Extracted records
Segment Open

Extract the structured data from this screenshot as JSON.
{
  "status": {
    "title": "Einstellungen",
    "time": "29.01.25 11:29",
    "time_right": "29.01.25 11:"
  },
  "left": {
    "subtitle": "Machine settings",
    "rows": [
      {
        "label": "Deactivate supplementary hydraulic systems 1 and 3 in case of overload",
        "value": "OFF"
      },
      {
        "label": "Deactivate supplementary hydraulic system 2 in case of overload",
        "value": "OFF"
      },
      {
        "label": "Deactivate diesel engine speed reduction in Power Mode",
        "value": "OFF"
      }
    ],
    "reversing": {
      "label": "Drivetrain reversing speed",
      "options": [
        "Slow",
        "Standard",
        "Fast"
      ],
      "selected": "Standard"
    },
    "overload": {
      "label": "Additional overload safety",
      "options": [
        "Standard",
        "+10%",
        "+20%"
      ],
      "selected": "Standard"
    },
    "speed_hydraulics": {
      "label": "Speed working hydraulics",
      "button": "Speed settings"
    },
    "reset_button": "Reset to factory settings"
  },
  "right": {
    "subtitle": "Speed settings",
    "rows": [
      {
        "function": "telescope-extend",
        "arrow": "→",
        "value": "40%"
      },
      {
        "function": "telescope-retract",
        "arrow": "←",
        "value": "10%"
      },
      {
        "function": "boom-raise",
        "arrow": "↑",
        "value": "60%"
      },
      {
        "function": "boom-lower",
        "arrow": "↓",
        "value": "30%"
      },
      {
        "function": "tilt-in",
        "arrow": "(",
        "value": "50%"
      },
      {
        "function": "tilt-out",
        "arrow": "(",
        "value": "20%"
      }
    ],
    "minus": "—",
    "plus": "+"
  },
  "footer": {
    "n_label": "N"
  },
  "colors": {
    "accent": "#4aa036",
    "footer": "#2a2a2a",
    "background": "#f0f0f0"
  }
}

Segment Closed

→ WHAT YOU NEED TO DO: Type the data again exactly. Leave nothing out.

→ ANSWER SECTION:
Extract the structured data from this screenshot as JSON.
{
  "status": {
    "title": "Einstellungen",
    "time": "29.01.25 11:29",
    "time_right": "29.01.25 11:"
  },
  "left": {
    "subtitle": "Machine settings",
    "rows": [
      {
        "label": "Deactivate supplementary hydraulic systems 1 and 3 in case of overload",
        "value": "OFF"
      },
      {
        "label": "Deactivate supplementary hydraulic system 2 in case of overload",
        "value": "OFF"
      },
      {
        "label": "Deactivate diesel engine speed reduction in Power Mode",
        "value": "OFF"
      }
    ],
    "reversing": {
      "label": "Drivetrain reversing speed",
      "options": [
        "Slow",
        "Standard",
        "Fast"
      ],
      "selected": "Standard"
    },
    "overload": {
      "label": "Additional overload safety",
      "options": [
        "Standard",
        "+10%",
        "+20%"
      ],
      "selected": "Standard"
    },
    "speed_hydraulics": {
      "label": "Speed working hydraulics",
      "button": "Speed settings"
    },
    "reset_button": "Reset to factory settings"
  },
  "right": {
    "subtitle": "Speed settings",
    "rows": [
      {
        "function": "telescope-extend",
        "arrow": "→",
        "value": "40%"
      },
      {
        "function": "telescope-retract",
        "arrow": "←",
        "value": "10%"
      },
      {
        "function": "boom-raise",
        "arrow": "↑",
        "value": "60%"
      },
      {
        "function": "boom-lower",
        "arrow": "↓",
        "value": "30%"
      },
      {
        "function": "tilt-in",
        "arrow": "(",
        "value": "50%"
      },
      {
        "function": "tilt-out",
        "arrow": "(",
        "value": "20%"
      }
    ],
    "minus": "—",
    "plus": "+"
  },
  "footer": {
    "n_label": "N"
  },
  "colors": {
    "accent": "#4aa036",
    "footer": "#2a2a2a",
    "background": "#f0f0f0"
  }
}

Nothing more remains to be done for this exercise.